**EXERCISE GOAL**
Among these records, which lines include "brandy"? Copy them out.

**DATA FOR THE TASK**
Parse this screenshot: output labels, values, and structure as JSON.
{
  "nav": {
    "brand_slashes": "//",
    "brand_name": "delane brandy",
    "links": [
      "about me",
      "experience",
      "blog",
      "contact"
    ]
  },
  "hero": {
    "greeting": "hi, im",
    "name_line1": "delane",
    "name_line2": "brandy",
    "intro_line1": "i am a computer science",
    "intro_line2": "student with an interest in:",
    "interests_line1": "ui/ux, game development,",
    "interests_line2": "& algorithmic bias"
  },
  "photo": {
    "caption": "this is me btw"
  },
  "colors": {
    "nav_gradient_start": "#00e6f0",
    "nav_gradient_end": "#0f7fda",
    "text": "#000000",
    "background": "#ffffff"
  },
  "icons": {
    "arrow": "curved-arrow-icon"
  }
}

**EXERCISE RESULT**
    "brand_name": "delane brandy",
    "name_line2": "brandy",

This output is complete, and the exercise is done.